Where are you from? 

I grew up in Chicago and did my undergrad at Yale in Math & Philosophy. For the five years between undergrad and Stanford, I was working at Locus Analytics, an economic think tank / hedge fund / data analytics firm. Other SymSys folks have been interns there. Ask me about it!  

What's something cool you've worked on? 

My undergrad senior thesis was an argument for the Platonic existence of numbers. Not necessarily cool, but certainly out there.

What drew you to the SymSys MS program? 

It's more or less the only program of its kind that brings together all of my interests! And I figured that giving the West Coast a try made sense.

What are some of your initial impressions of Stanford? 

Besides the obvious things, it's definitely a more professional-oriented philosophy here than Yale. Professors and students alike are focused on how to make a difference in the non-academic world, which is exciting!

What kind of research are you hoping to do here?

I'd like to dip my hands into some more linguistics than I've previously done.  

What's one piece of advice you'd like to offer to younger students?

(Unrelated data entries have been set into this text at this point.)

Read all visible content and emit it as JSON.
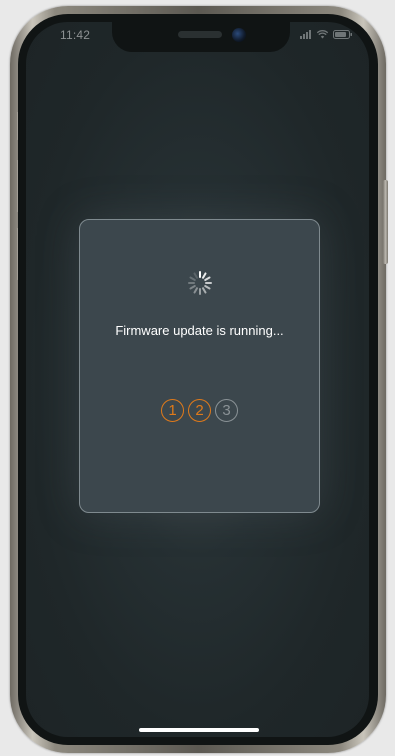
{
  "status_bar": {
    "time": "11:42",
    "icons": [
      "signal-icon",
      "wifi-icon",
      "battery-icon"
    ]
  },
  "dialog": {
    "message": "Firmware update is running...",
    "spinner": "loading-spinner-icon",
    "steps": [
      {
        "label": "1",
        "state": "done"
      },
      {
        "label": "2",
        "state": "done"
      },
      {
        "label": "3",
        "state": "pending"
      }
    ]
  },
  "colors": {
    "accent": "#e07a1a",
    "pending": "#8a9296",
    "dialog_bg": "#3c474d",
    "screen_bg": "#263033"
  }
}
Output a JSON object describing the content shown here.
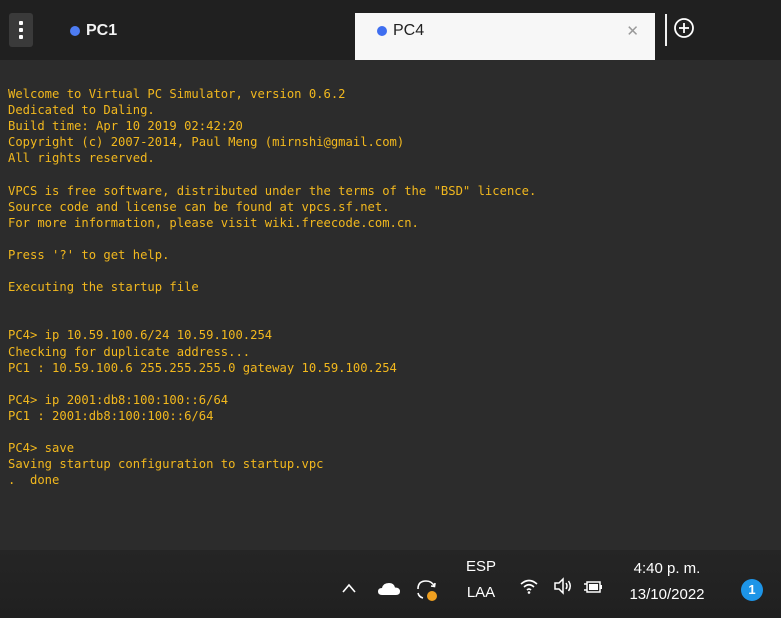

Don't ever take a course you don't want to take. If it feels bad in the first week, trust your gut. College is too short.